What is needed »
List, from the lines below, each one with "network" in it.

[Opening Data to process section]

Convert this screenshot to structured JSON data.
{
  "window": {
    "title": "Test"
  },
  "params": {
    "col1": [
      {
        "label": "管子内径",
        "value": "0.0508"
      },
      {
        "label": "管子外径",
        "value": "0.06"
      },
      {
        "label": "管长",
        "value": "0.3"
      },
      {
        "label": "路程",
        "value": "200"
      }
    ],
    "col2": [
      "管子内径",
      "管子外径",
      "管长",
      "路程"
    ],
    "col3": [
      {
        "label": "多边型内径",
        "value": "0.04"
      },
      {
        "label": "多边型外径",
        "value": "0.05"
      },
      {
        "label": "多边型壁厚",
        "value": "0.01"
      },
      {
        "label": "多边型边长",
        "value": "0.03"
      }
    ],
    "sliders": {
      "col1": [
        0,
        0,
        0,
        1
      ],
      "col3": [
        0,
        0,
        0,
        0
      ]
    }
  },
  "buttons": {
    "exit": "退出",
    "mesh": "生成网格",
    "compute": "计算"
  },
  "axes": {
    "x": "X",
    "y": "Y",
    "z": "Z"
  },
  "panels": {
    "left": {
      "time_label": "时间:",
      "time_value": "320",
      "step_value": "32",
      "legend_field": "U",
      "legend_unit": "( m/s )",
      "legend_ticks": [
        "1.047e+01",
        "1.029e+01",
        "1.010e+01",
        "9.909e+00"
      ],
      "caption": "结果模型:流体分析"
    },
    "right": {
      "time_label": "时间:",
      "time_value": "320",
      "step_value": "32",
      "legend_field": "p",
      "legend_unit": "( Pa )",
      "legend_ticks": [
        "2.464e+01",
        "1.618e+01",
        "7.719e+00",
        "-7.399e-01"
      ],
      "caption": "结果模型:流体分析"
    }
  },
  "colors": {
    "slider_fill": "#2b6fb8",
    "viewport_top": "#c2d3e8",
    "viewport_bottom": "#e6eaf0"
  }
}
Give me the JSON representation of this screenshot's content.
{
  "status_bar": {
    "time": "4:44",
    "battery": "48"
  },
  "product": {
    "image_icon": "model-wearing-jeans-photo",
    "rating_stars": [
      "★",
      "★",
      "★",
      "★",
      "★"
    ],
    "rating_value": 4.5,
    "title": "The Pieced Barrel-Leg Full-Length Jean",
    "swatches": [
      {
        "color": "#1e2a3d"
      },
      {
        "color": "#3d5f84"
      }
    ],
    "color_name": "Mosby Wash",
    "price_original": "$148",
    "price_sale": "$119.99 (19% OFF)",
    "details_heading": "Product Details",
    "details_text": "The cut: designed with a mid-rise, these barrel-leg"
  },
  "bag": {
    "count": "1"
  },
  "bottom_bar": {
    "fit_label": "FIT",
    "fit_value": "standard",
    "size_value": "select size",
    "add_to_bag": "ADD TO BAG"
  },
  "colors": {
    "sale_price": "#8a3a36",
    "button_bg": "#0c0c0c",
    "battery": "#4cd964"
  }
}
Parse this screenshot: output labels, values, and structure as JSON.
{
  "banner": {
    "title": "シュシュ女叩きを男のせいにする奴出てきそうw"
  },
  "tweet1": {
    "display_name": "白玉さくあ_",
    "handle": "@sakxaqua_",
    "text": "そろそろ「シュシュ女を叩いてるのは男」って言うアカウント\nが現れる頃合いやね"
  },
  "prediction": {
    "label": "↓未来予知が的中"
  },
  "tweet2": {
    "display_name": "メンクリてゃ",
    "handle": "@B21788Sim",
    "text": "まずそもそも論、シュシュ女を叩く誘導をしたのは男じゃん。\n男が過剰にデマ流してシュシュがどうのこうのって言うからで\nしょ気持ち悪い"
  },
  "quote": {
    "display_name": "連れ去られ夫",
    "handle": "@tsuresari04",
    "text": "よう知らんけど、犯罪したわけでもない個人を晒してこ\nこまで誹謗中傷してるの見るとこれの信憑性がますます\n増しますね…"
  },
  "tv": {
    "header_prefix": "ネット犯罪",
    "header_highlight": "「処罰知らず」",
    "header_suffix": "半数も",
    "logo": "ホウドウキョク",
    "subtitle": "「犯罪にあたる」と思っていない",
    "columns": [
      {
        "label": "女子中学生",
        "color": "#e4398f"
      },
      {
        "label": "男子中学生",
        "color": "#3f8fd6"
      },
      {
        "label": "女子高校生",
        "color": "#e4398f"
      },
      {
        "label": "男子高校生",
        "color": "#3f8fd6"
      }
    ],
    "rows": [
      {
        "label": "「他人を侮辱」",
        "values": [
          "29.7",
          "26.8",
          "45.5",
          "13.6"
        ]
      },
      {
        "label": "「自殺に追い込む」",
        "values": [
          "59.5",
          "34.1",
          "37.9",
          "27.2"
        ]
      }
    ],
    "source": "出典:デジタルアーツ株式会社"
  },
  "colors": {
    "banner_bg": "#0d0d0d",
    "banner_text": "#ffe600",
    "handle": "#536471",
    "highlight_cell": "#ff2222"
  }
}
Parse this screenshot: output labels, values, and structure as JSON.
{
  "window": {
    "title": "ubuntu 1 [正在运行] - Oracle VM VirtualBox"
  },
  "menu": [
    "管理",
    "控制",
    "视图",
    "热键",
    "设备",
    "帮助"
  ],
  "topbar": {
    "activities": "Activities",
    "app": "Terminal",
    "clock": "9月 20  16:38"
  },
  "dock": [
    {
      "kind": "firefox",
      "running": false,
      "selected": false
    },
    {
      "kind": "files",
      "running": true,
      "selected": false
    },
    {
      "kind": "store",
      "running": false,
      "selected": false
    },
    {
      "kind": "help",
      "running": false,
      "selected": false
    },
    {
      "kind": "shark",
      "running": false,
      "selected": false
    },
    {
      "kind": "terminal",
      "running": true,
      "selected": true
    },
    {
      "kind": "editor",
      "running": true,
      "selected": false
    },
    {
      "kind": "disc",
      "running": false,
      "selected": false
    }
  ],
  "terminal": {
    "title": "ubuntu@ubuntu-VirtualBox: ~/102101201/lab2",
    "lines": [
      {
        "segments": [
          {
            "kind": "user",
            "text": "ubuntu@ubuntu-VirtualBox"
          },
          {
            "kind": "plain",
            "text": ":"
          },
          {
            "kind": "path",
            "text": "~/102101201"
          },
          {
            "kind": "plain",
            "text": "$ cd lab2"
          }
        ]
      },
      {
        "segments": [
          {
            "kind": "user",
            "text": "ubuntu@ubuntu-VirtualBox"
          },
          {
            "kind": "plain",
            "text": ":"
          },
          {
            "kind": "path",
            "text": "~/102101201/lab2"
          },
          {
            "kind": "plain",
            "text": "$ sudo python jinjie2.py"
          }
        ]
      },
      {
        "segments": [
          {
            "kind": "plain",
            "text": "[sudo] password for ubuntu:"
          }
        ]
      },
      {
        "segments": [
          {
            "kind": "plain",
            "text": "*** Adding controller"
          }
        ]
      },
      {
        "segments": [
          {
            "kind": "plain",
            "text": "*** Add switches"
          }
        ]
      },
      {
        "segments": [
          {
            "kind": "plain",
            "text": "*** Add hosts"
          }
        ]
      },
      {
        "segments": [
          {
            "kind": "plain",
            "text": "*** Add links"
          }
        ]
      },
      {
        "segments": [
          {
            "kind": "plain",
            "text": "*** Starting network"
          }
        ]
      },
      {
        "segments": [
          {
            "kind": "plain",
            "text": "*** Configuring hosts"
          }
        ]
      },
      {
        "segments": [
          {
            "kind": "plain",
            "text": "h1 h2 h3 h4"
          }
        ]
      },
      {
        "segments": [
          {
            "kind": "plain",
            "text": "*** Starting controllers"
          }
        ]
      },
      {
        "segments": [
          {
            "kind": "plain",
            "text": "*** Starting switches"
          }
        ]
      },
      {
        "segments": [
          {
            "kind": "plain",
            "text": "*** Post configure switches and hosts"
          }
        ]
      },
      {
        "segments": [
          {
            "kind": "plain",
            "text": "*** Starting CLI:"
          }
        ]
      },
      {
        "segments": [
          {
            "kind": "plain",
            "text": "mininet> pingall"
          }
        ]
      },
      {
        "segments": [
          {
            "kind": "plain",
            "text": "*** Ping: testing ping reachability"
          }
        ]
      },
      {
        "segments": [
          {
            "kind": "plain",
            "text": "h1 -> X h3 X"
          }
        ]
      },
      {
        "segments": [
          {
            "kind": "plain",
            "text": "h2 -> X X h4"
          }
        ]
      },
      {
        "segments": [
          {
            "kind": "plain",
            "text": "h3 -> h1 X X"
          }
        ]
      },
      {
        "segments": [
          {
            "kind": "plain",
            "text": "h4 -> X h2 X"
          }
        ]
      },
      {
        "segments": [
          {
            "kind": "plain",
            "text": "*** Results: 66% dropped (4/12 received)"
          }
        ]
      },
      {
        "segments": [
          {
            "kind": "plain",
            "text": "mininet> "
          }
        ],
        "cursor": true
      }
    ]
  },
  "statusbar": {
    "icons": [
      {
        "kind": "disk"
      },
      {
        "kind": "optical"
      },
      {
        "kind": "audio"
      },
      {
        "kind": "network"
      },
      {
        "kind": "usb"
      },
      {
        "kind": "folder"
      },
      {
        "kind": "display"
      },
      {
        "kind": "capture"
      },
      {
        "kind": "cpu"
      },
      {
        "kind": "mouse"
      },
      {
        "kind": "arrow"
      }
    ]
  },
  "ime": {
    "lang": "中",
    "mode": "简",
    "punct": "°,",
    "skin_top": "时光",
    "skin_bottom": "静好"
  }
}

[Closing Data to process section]

Answer for the task »
            "text": "*** Starting network"
        "kind": "network"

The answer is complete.